═══ Supplied records ═══

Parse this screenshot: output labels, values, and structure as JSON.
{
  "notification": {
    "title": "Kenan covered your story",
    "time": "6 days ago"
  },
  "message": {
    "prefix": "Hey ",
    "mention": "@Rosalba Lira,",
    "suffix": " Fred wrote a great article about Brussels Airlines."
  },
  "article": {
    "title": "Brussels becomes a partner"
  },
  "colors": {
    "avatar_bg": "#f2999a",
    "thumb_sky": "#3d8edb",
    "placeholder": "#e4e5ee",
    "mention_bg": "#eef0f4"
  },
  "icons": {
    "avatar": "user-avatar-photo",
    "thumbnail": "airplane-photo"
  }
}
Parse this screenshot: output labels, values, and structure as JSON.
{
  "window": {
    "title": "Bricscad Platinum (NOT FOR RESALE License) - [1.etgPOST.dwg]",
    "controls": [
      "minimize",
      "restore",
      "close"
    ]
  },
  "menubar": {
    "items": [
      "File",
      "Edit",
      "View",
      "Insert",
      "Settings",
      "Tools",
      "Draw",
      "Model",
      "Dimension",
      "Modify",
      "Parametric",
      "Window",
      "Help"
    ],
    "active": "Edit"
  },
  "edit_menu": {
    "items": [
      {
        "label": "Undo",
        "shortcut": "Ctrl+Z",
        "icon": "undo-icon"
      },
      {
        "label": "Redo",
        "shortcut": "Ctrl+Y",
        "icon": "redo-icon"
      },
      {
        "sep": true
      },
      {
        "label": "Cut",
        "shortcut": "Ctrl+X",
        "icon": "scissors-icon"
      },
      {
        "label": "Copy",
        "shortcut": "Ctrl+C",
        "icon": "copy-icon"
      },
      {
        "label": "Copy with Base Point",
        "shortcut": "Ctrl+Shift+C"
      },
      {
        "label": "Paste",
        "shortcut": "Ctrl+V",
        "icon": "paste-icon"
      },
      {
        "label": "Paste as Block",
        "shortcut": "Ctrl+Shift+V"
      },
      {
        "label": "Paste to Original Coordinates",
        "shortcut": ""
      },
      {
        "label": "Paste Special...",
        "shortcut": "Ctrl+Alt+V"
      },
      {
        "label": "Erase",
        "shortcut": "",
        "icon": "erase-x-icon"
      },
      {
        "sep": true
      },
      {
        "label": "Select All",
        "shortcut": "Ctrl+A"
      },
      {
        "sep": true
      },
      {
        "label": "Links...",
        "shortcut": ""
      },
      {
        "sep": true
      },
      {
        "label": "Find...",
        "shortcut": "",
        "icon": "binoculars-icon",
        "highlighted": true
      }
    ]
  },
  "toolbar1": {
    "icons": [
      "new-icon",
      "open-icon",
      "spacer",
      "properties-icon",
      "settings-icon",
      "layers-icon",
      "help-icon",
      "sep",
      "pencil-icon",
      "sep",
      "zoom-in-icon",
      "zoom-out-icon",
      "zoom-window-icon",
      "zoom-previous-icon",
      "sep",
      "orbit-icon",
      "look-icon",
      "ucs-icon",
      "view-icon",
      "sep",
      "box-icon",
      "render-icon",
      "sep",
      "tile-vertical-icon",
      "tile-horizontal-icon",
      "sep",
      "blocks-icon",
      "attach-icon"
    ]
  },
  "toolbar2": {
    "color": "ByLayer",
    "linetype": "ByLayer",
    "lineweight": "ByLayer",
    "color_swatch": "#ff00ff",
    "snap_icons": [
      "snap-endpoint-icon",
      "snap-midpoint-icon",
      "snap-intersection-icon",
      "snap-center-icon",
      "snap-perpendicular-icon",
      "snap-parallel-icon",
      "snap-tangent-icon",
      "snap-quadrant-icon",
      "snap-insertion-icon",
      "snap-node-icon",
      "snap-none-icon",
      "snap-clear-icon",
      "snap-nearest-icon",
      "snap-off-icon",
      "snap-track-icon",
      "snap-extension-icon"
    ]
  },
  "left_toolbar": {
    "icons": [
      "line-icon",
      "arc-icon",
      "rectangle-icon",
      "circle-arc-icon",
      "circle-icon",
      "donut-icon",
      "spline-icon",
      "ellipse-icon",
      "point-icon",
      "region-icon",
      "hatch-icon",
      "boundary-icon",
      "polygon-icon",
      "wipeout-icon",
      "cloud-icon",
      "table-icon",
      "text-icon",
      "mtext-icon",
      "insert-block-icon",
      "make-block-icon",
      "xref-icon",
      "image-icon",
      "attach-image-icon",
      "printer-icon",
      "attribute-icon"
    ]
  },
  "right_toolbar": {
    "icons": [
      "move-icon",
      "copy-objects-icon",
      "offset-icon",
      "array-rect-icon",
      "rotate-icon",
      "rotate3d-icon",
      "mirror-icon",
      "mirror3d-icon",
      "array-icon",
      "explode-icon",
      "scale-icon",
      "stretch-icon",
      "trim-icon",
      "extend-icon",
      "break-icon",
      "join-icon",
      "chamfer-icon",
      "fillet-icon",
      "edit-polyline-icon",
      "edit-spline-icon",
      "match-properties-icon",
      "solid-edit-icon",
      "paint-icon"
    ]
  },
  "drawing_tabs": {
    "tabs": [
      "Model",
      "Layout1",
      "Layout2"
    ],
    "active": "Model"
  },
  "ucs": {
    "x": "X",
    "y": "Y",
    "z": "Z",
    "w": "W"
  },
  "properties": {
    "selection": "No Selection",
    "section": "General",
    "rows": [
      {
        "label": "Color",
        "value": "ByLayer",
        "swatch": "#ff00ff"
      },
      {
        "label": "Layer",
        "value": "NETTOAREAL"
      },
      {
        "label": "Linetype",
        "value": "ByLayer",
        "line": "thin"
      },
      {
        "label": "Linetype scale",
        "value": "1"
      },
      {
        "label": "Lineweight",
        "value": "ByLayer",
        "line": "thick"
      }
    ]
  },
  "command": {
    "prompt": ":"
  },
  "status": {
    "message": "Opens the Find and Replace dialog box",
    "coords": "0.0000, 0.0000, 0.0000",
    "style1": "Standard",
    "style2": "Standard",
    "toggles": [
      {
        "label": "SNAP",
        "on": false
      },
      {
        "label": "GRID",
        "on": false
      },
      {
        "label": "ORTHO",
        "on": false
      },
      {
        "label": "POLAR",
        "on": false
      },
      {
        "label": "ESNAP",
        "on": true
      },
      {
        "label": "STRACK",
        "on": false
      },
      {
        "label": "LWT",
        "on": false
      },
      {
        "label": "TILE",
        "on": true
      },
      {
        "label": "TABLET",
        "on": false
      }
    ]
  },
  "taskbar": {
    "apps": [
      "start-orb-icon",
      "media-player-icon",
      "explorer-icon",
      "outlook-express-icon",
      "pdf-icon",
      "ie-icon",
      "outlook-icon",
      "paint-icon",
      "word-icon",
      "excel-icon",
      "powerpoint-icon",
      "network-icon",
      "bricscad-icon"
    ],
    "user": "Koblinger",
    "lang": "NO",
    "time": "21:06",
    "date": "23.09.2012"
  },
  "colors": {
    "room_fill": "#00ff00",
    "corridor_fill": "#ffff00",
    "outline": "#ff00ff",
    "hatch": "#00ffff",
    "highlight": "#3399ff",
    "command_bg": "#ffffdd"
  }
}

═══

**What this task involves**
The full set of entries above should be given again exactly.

**Finished exercise**
Parse this screenshot: output labels, values, and structure as JSON.
{
  "notification": {
    "title": "Kenan covered your story",
    "time": "6 days ago"
  },
  "message": {
    "prefix": "Hey ",
    "mention": "@Rosalba Lira,",
    "suffix": " Fred wrote a great article about Brussels Airlines."
  },
  "article": {
    "title": "Brussels becomes a partner"
  },
  "colors": {
    "avatar_bg": "#f2999a",
    "thumb_sky": "#3d8edb",
    "placeholder": "#e4e5ee",
    "mention_bg": "#eef0f4"
  },
  "icons": {
    "avatar": "user-avatar-photo",
    "thumbnail": "airplane-photo"
  }
}
Parse this screenshot: output labels, values, and structure as JSON.
{
  "window": {
    "title": "Bricscad Platinum (NOT FOR RESALE License) - [1.etgPOST.dwg]",
    "controls": [
      "minimize",
      "restore",
      "close"
    ]
  },
  "menubar": {
    "items": [
      "File",
      "Edit",
      "View",
      "Insert",
      "Settings",
      "Tools",
      "Draw",
      "Model",
      "Dimension",
      "Modify",
      "Parametric",
      "Window",
      "Help"
    ],
    "active": "Edit"
  },
  "edit_menu": {
    "items": [
      {
        "label": "Undo",
        "shortcut": "Ctrl+Z",
        "icon": "undo-icon"
      },
      {
        "label": "Redo",
        "shortcut": "Ctrl+Y",
        "icon": "redo-icon"
      },
      {
        "sep": true
      },
      {
        "label": "Cut",
        "shortcut": "Ctrl+X",
        "icon": "scissors-icon"
      },
      {
        "label": "Copy",
        "shortcut": "Ctrl+C",
        "icon": "copy-icon"
      },
      {
        "label": "Copy with Base Point",
        "shortcut": "Ctrl+Shift+C"
      },
      {
        "label": "Paste",
        "shortcut": "Ctrl+V",
        "icon": "paste-icon"
      },
      {
        "label": "Paste as Block",
        "shortcut": "Ctrl+Shift+V"
      },
      {
        "label": "Paste to Original Coordinates",
        "shortcut": ""
      },
      {
        "label": "Paste Special...",
        "shortcut": "Ctrl+Alt+V"
      },
      {
        "label": "Erase",
        "shortcut": "",
        "icon": "erase-x-icon"
      },
      {
        "sep": true
      },
      {
        "label": "Select All",
        "shortcut": "Ctrl+A"
      },
      {
        "sep": true
      },
      {
        "label": "Links...",
        "shortcut": ""
      },
      {
        "sep": true
      },
      {
        "label": "Find...",
        "shortcut": "",
        "icon": "binoculars-icon",
        "highlighted": true
      }
    ]
  },
  "toolbar1": {
    "icons": [
      "new-icon",
      "open-icon",
      "spacer",
      "properties-icon",
      "settings-icon",
      "layers-icon",
      "help-icon",
      "sep",
      "pencil-icon",
      "sep",
      "zoom-in-icon",
      "zoom-out-icon",
      "zoom-window-icon",
      "zoom-previous-icon",
      "sep",
      "orbit-icon",
      "look-icon",
      "ucs-icon",
      "view-icon",
      "sep",
      "box-icon",
      "render-icon",
      "sep",
      "tile-vertical-icon",
      "tile-horizontal-icon",
      "sep",
      "blocks-icon",
      "attach-icon"
    ]
  },
  "toolbar2": {
    "color": "ByLayer",
    "linetype": "ByLayer",
    "lineweight": "ByLayer",
    "color_swatch": "#ff00ff",
    "snap_icons": [
      "snap-endpoint-icon",
      "snap-midpoint-icon",
      "snap-intersection-icon",
      "snap-center-icon",
      "snap-perpendicular-icon",
      "snap-parallel-icon",
      "snap-tangent-icon",
      "snap-quadrant-icon",
      "snap-insertion-icon",
      "snap-node-icon",
      "snap-none-icon",
      "snap-clear-icon",
      "snap-nearest-icon",
      "snap-off-icon",
      "snap-track-icon",
      "snap-extension-icon"
    ]
  },
  "left_toolbar": {
    "icons": [
      "line-icon",
      "arc-icon",
      "rectangle-icon",
      "circle-arc-icon",
      "circle-icon",
      "donut-icon",
      "spline-icon",
      "ellipse-icon",
      "point-icon",
      "region-icon",
      "hatch-icon",
      "boundary-icon",
      "polygon-icon",
      "wipeout-icon",
      "cloud-icon",
      "table-icon",
      "text-icon",
      "mtext-icon",
      "insert-block-icon",
      "make-block-icon",
      "xref-icon",
      "image-icon",
      "attach-image-icon",
      "printer-icon",
      "attribute-icon"
    ]
  },
  "right_toolbar": {
    "icons": [
      "move-icon",
      "copy-objects-icon",
      "offset-icon",
      "array-rect-icon",
      "rotate-icon",
      "rotate3d-icon",
      "mirror-icon",
      "mirror3d-icon",
      "array-icon",
      "explode-icon",
      "scale-icon",
      "stretch-icon",
      "trim-icon",
      "extend-icon",
      "break-icon",
      "join-icon",
      "chamfer-icon",
      "fillet-icon",
      "edit-polyline-icon",
      "edit-spline-icon",
      "match-properties-icon",
      "solid-edit-icon",
      "paint-icon"
    ]
  },
  "drawing_tabs": {
    "tabs": [
      "Model",
      "Layout1",
      "Layout2"
    ],
    "active": "Model"
  },
  "ucs": {
    "x": "X",
    "y": "Y",
    "z": "Z",
    "w": "W"
  },
  "properties": {
    "selection": "No Selection",
    "section": "General",
    "rows": [
      {
        "label": "Color",
        "value": "ByLayer",
        "swatch": "#ff00ff"
      },
      {
        "label": "Layer",
        "value": "NETTOAREAL"
      },
      {
        "label": "Linetype",
        "value": "ByLayer",
        "line": "thin"
      },
      {
        "label": "Linetype scale",
        "value": "1"
      },
      {
        "label": "Lineweight",
        "value": "ByLayer",
        "line": "thick"
      }
    ]
  },
  "command": {
    "prompt": ":"
  },
  "status": {
    "message": "Opens the Find and Replace dialog box",
    "coords": "0.0000, 0.0000, 0.0000",
    "style1": "Standard",
    "style2": "Standard",
    "toggles": [
      {
        "label": "SNAP",
        "on": false
      },
      {
        "label": "GRID",
        "on": false
      },
      {
        "label": "ORTHO",
        "on": false
      },
      {
        "label": "POLAR",
        "on": false
      },
      {
        "label": "ESNAP",
        "on": true
      },
      {
        "label": "STRACK",
        "on": false
      },
      {
        "label": "LWT",
        "on": false
      },
      {
        "label": "TILE",
        "on": true
      },
      {
        "label": "TABLET",
        "on": false
      }
    ]
  },
  "taskbar": {
    "apps": [
      "start-orb-icon",
      "media-player-icon",
      "explorer-icon",
      "outlook-express-icon",
      "pdf-icon",
      "ie-icon",
      "outlook-icon",
      "paint-icon",
      "word-icon",
      "excel-icon",
      "powerpoint-icon",
      "network-icon",
      "bricscad-icon"
    ],
    "user": "Koblinger",
    "lang": "NO",
    "time": "21:06",
    "date": "23.09.2012"
  },
  "colors": {
    "room_fill": "#00ff00",
    "corridor_fill": "#ffff00",
    "outline": "#ff00ff",
    "hatch": "#00ffff",
    "highlight": "#3399ff",
    "command_bg": "#ffffdd"
  }
}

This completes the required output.